September 23, 2019
By Eric Barker
A bad year for anglers got even worse Friday, when the Idaho Fish and Game Commission voted to close steelhead fishing in the Clearwater River basin and on a short section of the Snake River near Lewiston.
In a unanimous vote, commissioners approved a proposal by the Idaho Department of Fish and Game designed to ensure as many B-run steelhead as possible reach the hatcheries they are bound for on the Clearwater River. Even with the closure, fisheries managers estimate they will fall well short of hatchery spawning goals, perhaps by as much as 50 percent.
“That is the concern,” said Lance Hebdon, anadromous fish manager for the department.
The closure of the Clearwater River and its North, South and Middle forks and the Snake River from the Idaho/Washington state line at Lewiston to the Couse Creek boat ramp south of Asotin will take effect at midnight Sept. 29, at which time anglers won’t be allowed to target steelhead, even on a catch-and-release basis.
The unprecedented move is sending shock waves through the angling community that was already stung by this year’s terrible spring chinook run and an awful return of A-run steelhead bound for the Snake, Salmon and Grande Ronde rivers. It’s the third disappointing year in a row for the return of both salmon and steelhead to the Snake River basin.
During a public comment period of a meeting of Gov. Brad Little’s Salmon Working Group on Friday, fishing guide Jason Schultz said those who make their living off of the fish are worried. He implored the group to do whatever it can to help the fish.
“We are all scared, we don’t know which direction this is going to take us,” Schultz said. “Those of us who rely on income from Idaho salmon and steelhead are absolutely screwed. We don’t know what to do.”
Many guides and anglers will flock to rivers in Idaho, Washington and Oregon that remain open to steelhead fishing. But those places are likely to be crowded.
“Take a number,” said Will Godfrey, an avid steelhead angler from Lewiston, speculating on the conditions on the Grande Ronde River.

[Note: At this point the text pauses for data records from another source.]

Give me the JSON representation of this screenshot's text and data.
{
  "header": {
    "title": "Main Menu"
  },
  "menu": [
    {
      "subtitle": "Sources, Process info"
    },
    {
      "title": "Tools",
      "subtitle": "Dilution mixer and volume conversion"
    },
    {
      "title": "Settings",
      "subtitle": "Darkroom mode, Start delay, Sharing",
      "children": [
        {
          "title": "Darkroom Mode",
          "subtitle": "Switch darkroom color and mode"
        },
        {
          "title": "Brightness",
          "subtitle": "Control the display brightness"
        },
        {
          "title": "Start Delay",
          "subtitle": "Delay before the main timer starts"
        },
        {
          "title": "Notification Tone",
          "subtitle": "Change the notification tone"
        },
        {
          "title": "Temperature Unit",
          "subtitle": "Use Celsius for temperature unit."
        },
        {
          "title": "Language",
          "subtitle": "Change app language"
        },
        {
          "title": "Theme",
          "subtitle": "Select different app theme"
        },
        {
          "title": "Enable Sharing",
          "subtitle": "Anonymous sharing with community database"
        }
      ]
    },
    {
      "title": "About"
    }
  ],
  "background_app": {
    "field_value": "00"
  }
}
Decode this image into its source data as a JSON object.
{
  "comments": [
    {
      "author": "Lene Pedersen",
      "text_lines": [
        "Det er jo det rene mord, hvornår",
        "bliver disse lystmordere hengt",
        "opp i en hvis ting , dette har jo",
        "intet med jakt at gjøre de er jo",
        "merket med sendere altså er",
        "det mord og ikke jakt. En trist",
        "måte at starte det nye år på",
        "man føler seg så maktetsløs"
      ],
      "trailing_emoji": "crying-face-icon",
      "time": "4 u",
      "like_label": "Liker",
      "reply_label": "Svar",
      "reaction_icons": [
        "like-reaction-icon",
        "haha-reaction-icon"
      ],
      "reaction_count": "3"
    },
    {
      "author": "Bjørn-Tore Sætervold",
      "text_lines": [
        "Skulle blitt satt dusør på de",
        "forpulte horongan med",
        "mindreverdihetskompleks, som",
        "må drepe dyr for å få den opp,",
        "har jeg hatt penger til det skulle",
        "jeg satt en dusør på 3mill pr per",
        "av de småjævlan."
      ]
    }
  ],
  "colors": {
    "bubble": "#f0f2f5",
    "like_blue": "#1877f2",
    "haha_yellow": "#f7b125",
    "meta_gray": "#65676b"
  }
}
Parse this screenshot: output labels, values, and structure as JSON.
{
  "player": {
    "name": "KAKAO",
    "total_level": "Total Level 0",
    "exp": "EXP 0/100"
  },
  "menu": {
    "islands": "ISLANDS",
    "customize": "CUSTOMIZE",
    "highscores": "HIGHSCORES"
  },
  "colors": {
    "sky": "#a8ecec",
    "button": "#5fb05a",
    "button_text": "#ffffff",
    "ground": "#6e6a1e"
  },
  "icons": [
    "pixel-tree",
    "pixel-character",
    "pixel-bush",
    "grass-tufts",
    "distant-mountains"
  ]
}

Steve Pettit, another avid angler and a retired Idaho Fish and Game biologist, wondered if the Salmon and Snake rivers should be closed as well, because of the poor showing of the A-run.
“I look at the dam counts and it’s frightening,” he said. “There is no fish.”
In one bright spot, commissioners approved a coho salmon fishing season on the Clearwater.
About 10,000 coho are expected to return past Lower Granite Dam on the Snake River this year. That is enough to offer the first fishing season in two years on the salmon reintroduced by the Nez Perce Tribe. The river is now open for coho harvest from its mouth to Memorial Bridge at Lewiston seven days a week, and from the bridge to the confluence of the Middle and South forks of the Clearwater at Kooskia. The bag limit is two coho per day. The season is expected to last until Oct. 13, unless harvest rates necessitate an early closure.